■ **Exercise details**
For each line of the data below that holds "array", copy the line.

[Page and application data records]
[Start of Attachment]
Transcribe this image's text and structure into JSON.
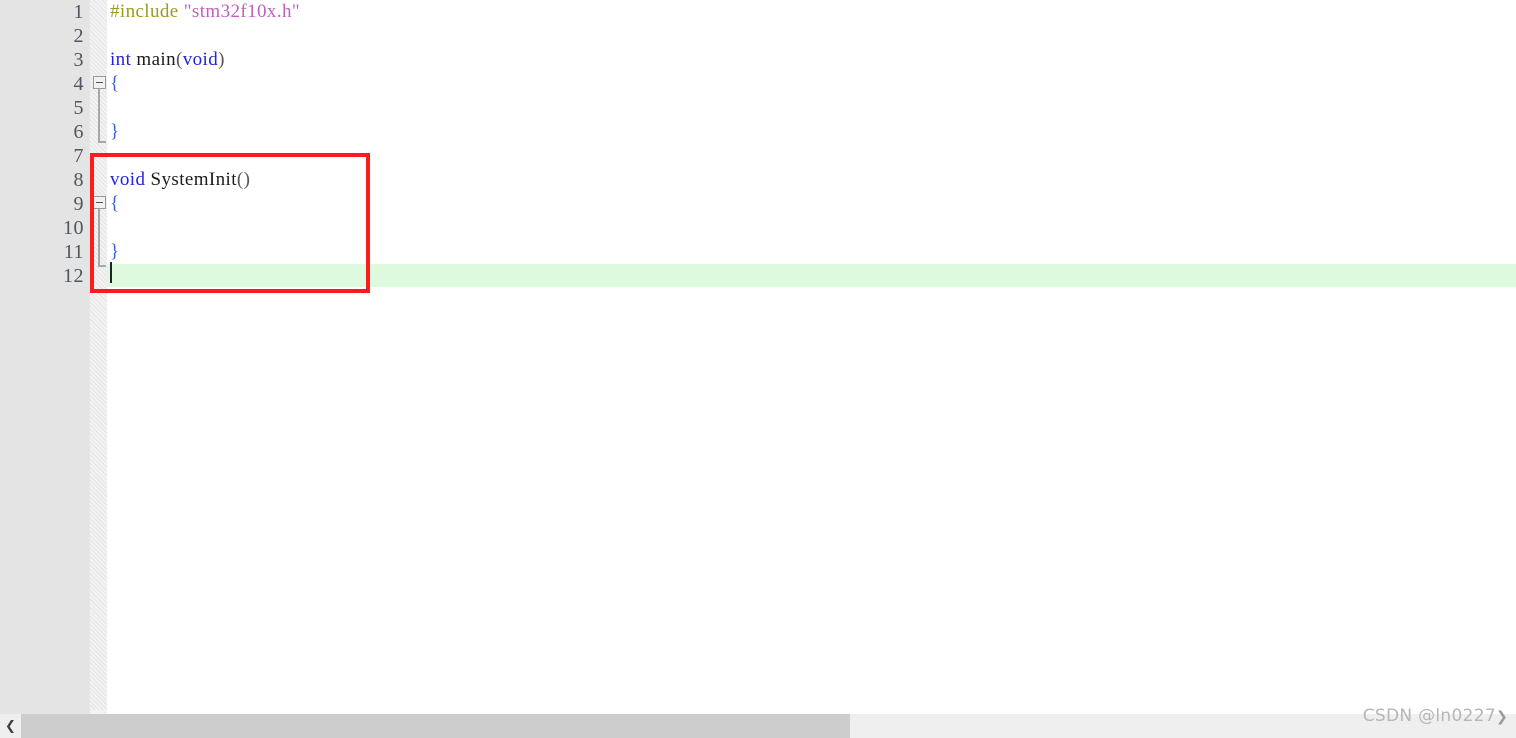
{
  "editor": {
    "language": "c",
    "line_height_px": 24,
    "colors": {
      "gutter_background": "#e4e4e4",
      "fold_strip_background": "#f3f3f3",
      "current_line_highlight": "#ddfade",
      "annotation_rectangle": "#fd1b1b",
      "preprocessor": "#9a9a24",
      "string": "#c060c0",
      "keyword": "#2424d8",
      "identifier": "#1c1c1c",
      "line_number": "#4d5663",
      "scrollbar_thumb": "#cdcdcd"
    },
    "lines": [
      {
        "number": "1",
        "tokens": [
          {
            "t": "#include ",
            "c": "tk-pre"
          },
          {
            "t": "\"stm32f10x.h\"",
            "c": "tk-str"
          }
        ]
      },
      {
        "number": "2",
        "tokens": []
      },
      {
        "number": "3",
        "tokens": [
          {
            "t": "int ",
            "c": "tk-kw"
          },
          {
            "t": "main",
            "c": "tk-id"
          },
          {
            "t": "(",
            "c": "tk-pn"
          },
          {
            "t": "void",
            "c": "tk-kw"
          },
          {
            "t": ")",
            "c": "tk-pn"
          }
        ]
      },
      {
        "number": "4",
        "tokens": [
          {
            "t": "{",
            "c": "tk-brace"
          }
        ]
      },
      {
        "number": "5",
        "tokens": []
      },
      {
        "number": "6",
        "tokens": [
          {
            "t": "}",
            "c": "tk-brace"
          }
        ]
      },
      {
        "number": "7",
        "tokens": []
      },
      {
        "number": "8",
        "tokens": [
          {
            "t": "void ",
            "c": "tk-kw"
          },
          {
            "t": "SystemInit",
            "c": "tk-id"
          },
          {
            "t": "()",
            "c": "tk-pn"
          }
        ]
      },
      {
        "number": "9",
        "tokens": [
          {
            "t": "{",
            "c": "tk-brace"
          }
        ]
      },
      {
        "number": "10",
        "tokens": []
      },
      {
        "number": "11",
        "tokens": [
          {
            "t": "}",
            "c": "tk-brace"
          }
        ]
      },
      {
        "number": "12",
        "tokens": []
      }
    ],
    "current_line": "12",
    "fold_markers": [
      {
        "line": "4",
        "state": "expanded",
        "glyph": "minus"
      },
      {
        "line": "9",
        "state": "expanded",
        "glyph": "minus"
      }
    ],
    "annotation": {
      "shape": "rectangle",
      "color": "#fd1b1b",
      "covers_lines": "7-12"
    }
  },
  "scrollbar": {
    "orientation": "horizontal",
    "left_button_glyph": "❮",
    "thumb_fraction_percent": 55
  },
  "watermark": {
    "text": "CSDN @ln0227",
    "chevron": "❯"
  }
}
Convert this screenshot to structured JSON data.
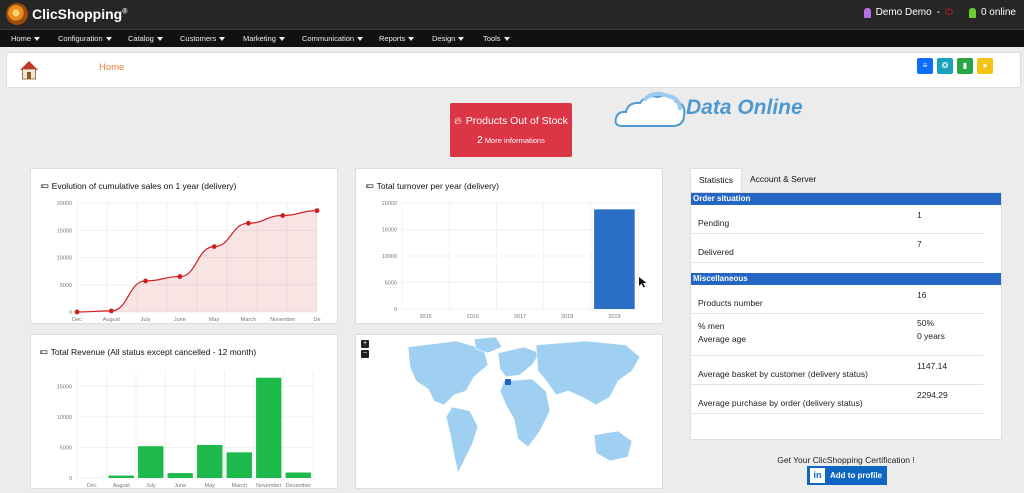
{
  "app": {
    "name": "ClicShopping",
    "trademark": "®"
  },
  "user": {
    "name": "Demo Demo",
    "separator": "-",
    "online_label": "0 online"
  },
  "menu": [
    {
      "label": "Home"
    },
    {
      "label": "Configuration"
    },
    {
      "label": "Catalog"
    },
    {
      "label": "Customers"
    },
    {
      "label": "Marketing"
    },
    {
      "label": "Communication"
    },
    {
      "label": "Reports"
    },
    {
      "label": "Design"
    },
    {
      "label": "Tools"
    }
  ],
  "breadcrumb": {
    "home": "Home"
  },
  "header_buttons": [
    {
      "icon": "list-icon",
      "color": "#0d6efd",
      "glyph": "≡"
    },
    {
      "icon": "info-icon",
      "color": "#1aa2bd",
      "glyph": "❂"
    },
    {
      "icon": "bookmark-icon",
      "color": "#27a844",
      "glyph": "▮"
    },
    {
      "icon": "user-icon",
      "color": "#f2c40f",
      "glyph": "●"
    }
  ],
  "stock_alert": {
    "title": "Products Out of Stock",
    "count": "2",
    "more": "More informations"
  },
  "data_online": {
    "text": "Data Online"
  },
  "charts": [
    {
      "title": "Evolution of cumulative sales on 1 year (delivery)",
      "chart_data": {
        "type": "area",
        "categories": [
          "Dec",
          "August",
          "July",
          "June",
          "May",
          "March",
          "November",
          "De"
        ],
        "values": [
          0,
          200,
          5700,
          6500,
          12000,
          16300,
          17700,
          18600
        ],
        "ylim": [
          0,
          20000
        ],
        "yticks": [
          "20000",
          "15000",
          "10000",
          "5000",
          "0"
        ],
        "color": "#cc1f1f"
      }
    },
    {
      "title": "Total turnover per year (delivery)",
      "chart_data": {
        "type": "bar",
        "categories": [
          "2015",
          "2016",
          "2017",
          "2018",
          "2019"
        ],
        "values": [
          0,
          0,
          0,
          0,
          18800
        ],
        "ylim": [
          0,
          20000
        ],
        "yticks": [
          "20000",
          "15000",
          "10000",
          "5000",
          "0"
        ],
        "color": "#2a6ec6"
      }
    },
    {
      "title": "Total Revenue (All status except cancelled - 12 month)",
      "chart_data": {
        "type": "bar",
        "categories": [
          "Dec",
          "August",
          "July",
          "June",
          "May",
          "March",
          "November",
          "December"
        ],
        "values": [
          0,
          400,
          5200,
          800,
          5400,
          4200,
          16400,
          900
        ],
        "ylim": [
          0,
          17500
        ],
        "yticks": [
          "15000",
          "10000",
          "5000",
          "0"
        ],
        "color": "#1db94a"
      }
    }
  ],
  "map": {
    "zoom_in": "+",
    "zoom_out": "−",
    "land_color": "#9fd0f2",
    "highlight_color": "#1f5fbf"
  },
  "stats": {
    "tabs": [
      "Statistics",
      "Account & Server"
    ],
    "order_heading": "Order situation",
    "order_rows": [
      {
        "label": "Pending",
        "value": "1"
      },
      {
        "label": "Delivered",
        "value": "7"
      }
    ],
    "misc_heading": "Miscellaneous",
    "products_row": {
      "label": "Products number",
      "value": "16"
    },
    "men_row": {
      "label1": "% men",
      "label2": "Average age",
      "value1": "50%",
      "value2": "0 years"
    },
    "misc_rows": [
      {
        "label": "Average basket by customer (delivery status)",
        "value": "1147.14"
      },
      {
        "label": "Average purchase by order (delivery status)",
        "value": "2294.29"
      }
    ]
  },
  "certification": {
    "text": "Get Your ClicShopping Certification !",
    "button": "Add to profile",
    "badge": "in"
  }
}
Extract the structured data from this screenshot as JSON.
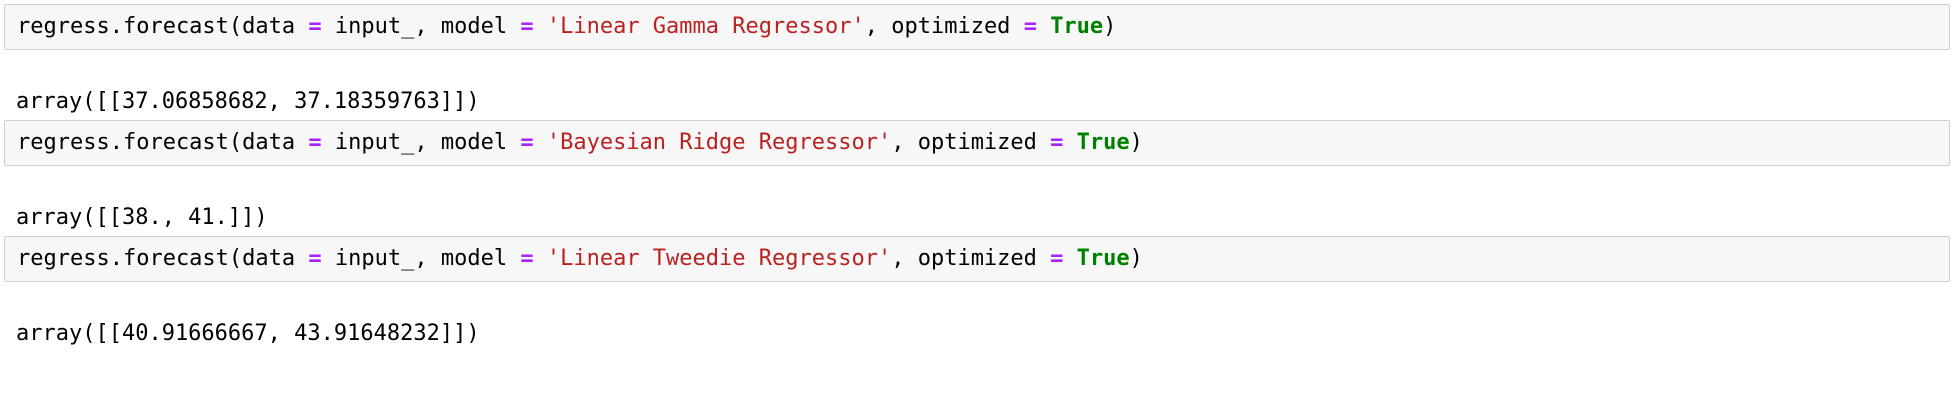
{
  "cells": [
    {
      "input": {
        "fn": "regress.forecast(data ",
        "eq1": "=",
        "arg1": " input_, model ",
        "eq2": "=",
        "sp": " ",
        "model_str": "'Linear Gamma Regressor'",
        "arg2": ", optimized ",
        "eq3": "=",
        "sp2": " ",
        "kw": "True",
        "close": ")"
      },
      "output": "array([[37.06858682, 37.18359763]])"
    },
    {
      "input": {
        "fn": "regress.forecast(data ",
        "eq1": "=",
        "arg1": " input_, model ",
        "eq2": "=",
        "sp": " ",
        "model_str": "'Bayesian Ridge Regressor'",
        "arg2": ", optimized ",
        "eq3": "=",
        "sp2": " ",
        "kw": "True",
        "close": ")"
      },
      "output": "array([[38., 41.]])"
    },
    {
      "input": {
        "fn": "regress.forecast(data ",
        "eq1": "=",
        "arg1": " input_, model ",
        "eq2": "=",
        "sp": " ",
        "model_str": "'Linear Tweedie Regressor'",
        "arg2": ", optimized ",
        "eq3": "=",
        "sp2": " ",
        "kw": "True",
        "close": ")"
      },
      "output": "array([[40.91666667, 43.91648232]])"
    }
  ]
}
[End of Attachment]
■ **Answer box**
      "output": "array([[37.06858682, 37.18359763]])"
      "output": "array([[38., 41.]])"
      "output": "array([[40.91666667, 43.91648232]])"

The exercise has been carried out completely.